▼▼▼
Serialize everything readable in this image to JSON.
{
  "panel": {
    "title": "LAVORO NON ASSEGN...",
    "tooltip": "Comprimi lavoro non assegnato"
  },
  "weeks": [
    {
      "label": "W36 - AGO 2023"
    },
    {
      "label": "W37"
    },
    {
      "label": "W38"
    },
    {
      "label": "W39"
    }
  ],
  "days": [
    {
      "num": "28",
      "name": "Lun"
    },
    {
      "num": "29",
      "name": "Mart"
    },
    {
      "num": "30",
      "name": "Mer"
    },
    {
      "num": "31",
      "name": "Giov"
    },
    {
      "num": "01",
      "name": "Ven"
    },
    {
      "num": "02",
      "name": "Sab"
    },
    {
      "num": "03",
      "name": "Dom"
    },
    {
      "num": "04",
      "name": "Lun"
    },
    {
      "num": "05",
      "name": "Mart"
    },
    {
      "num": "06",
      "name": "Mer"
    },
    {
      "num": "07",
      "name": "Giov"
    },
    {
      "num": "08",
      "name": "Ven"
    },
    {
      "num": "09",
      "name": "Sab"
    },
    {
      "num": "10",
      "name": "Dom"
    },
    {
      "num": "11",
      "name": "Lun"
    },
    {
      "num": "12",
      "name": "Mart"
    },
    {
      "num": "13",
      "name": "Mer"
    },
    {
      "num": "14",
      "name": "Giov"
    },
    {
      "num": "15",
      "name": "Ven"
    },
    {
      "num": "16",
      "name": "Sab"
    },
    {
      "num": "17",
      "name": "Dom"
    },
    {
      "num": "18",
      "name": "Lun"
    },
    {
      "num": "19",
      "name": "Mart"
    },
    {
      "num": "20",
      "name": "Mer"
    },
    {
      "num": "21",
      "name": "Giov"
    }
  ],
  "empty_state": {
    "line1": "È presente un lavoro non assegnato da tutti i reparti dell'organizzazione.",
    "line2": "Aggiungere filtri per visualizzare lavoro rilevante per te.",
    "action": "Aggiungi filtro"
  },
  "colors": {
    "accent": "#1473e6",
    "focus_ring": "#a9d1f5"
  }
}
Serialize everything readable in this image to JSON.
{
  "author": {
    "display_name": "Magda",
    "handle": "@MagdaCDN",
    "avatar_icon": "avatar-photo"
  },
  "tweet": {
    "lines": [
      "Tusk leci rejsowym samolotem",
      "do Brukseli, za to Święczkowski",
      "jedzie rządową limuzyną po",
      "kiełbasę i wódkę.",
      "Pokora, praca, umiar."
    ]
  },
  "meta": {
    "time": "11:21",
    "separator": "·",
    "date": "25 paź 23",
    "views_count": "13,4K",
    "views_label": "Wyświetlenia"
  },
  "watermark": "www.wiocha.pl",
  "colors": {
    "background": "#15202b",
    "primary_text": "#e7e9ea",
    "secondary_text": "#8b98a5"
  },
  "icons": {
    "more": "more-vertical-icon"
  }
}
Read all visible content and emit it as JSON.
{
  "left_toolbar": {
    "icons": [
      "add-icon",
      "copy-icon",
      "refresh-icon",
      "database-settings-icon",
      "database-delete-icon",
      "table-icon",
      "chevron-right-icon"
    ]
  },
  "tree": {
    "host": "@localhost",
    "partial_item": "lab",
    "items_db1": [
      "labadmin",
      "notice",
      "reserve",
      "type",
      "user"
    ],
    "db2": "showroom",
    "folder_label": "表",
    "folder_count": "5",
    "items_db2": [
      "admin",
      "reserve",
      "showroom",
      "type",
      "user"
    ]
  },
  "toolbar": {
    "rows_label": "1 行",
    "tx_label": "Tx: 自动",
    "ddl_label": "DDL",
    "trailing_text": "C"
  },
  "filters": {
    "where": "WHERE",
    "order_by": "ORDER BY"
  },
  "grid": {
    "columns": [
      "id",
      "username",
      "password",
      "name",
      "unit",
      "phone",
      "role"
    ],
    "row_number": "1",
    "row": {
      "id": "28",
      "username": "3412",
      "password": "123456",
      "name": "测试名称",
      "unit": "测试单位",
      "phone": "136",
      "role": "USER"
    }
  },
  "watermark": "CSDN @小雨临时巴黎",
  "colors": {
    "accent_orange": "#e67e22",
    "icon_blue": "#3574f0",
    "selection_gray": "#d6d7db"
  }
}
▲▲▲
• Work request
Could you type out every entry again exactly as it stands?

• Exercise response
Serialize everything readable in this image to JSON.
{
  "panel": {
    "title": "LAVORO NON ASSEGN...",
    "tooltip": "Comprimi lavoro non assegnato"
  },
  "weeks": [
    {
      "label": "W36 - AGO 2023"
    },
    {
      "label": "W37"
    },
    {
      "label": "W38"
    },
    {
      "label": "W39"
    }
  ],
  "days": [
    {
      "num": "28",
      "name": "Lun"
    },
    {
      "num": "29",
      "name": "Mart"
    },
    {
      "num": "30",
      "name": "Mer"
    },
    {
      "num": "31",
      "name": "Giov"
    },
    {
      "num": "01",
      "name": "Ven"
    },
    {
      "num": "02",
      "name": "Sab"
    },
    {
      "num": "03",
      "name": "Dom"
    },
    {
      "num": "04",
      "name": "Lun"
    },
    {
      "num": "05",
      "name": "Mart"
    },
    {
      "num": "06",
      "name": "Mer"
    },
    {
      "num": "07",
      "name": "Giov"
    },
    {
      "num": "08",
      "name": "Ven"
    },
    {
      "num": "09",
      "name": "Sab"
    },
    {
      "num": "10",
      "name": "Dom"
    },
    {
      "num": "11",
      "name": "Lun"
    },
    {
      "num": "12",
      "name": "Mart"
    },
    {
      "num": "13",
      "name": "Mer"
    },
    {
      "num": "14",
      "name": "Giov"
    },
    {
      "num": "15",
      "name": "Ven"
    },
    {
      "num": "16",
      "name": "Sab"
    },
    {
      "num": "17",
      "name": "Dom"
    },
    {
      "num": "18",
      "name": "Lun"
    },
    {
      "num": "19",
      "name": "Mart"
    },
    {
      "num": "20",
      "name": "Mer"
    },
    {
      "num": "21",
      "name": "Giov"
    }
  ],
  "empty_state": {
    "line1": "È presente un lavoro non assegnato da tutti i reparti dell'organizzazione.",
    "line2": "Aggiungere filtri per visualizzare lavoro rilevante per te.",
    "action": "Aggiungi filtro"
  },
  "colors": {
    "accent": "#1473e6",
    "focus_ring": "#a9d1f5"
  }
}
Serialize everything readable in this image to JSON.
{
  "author": {
    "display_name": "Magda",
    "handle": "@MagdaCDN",
    "avatar_icon": "avatar-photo"
  },
  "tweet": {
    "lines": [
      "Tusk leci rejsowym samolotem",
      "do Brukseli, za to Święczkowski",
      "jedzie rządową limuzyną po",
      "kiełbasę i wódkę.",
      "Pokora, praca, umiar."
    ]
  },
  "meta": {
    "time": "11:21",
    "separator": "·",
    "date": "25 paź 23",
    "views_count": "13,4K",
    "views_label": "Wyświetlenia"
  },
  "watermark": "www.wiocha.pl",
  "colors": {
    "background": "#15202b",
    "primary_text": "#e7e9ea",
    "secondary_text": "#8b98a5"
  },
  "icons": {
    "more": "more-vertical-icon"
  }
}
Read all visible content and emit it as JSON.
{
  "left_toolbar": {
    "icons": [
      "add-icon",
      "copy-icon",
      "refresh-icon",
      "database-settings-icon",
      "database-delete-icon",
      "table-icon",
      "chevron-right-icon"
    ]
  },
  "tree": {
    "host": "@localhost",
    "partial_item": "lab",
    "items_db1": [
      "labadmin",
      "notice",
      "reserve",
      "type",
      "user"
    ],
    "db2": "showroom",
    "folder_label": "表",
    "folder_count": "5",
    "items_db2": [
      "admin",
      "reserve",
      "showroom",
      "type",
      "user"
    ]
  },
  "toolbar": {
    "rows_label": "1 行",
    "tx_label": "Tx: 自动",
    "ddl_label": "DDL",
    "trailing_text": "C"
  },
  "filters": {
    "where": "WHERE",
    "order_by": "ORDER BY"
  },
  "grid": {
    "columns": [
      "id",
      "username",
      "password",
      "name",
      "unit",
      "phone",
      "role"
    ],
    "row_number": "1",
    "row": {
      "id": "28",
      "username": "3412",
      "password": "123456",
      "name": "测试名称",
      "unit": "测试单位",
      "phone": "136",
      "role": "USER"
    }
  },
  "watermark": "CSDN @小雨临时巴黎",
  "colors": {
    "accent_orange": "#e67e22",
    "icon_blue": "#3574f0",
    "selection_gray": "#d6d7db"
  }
}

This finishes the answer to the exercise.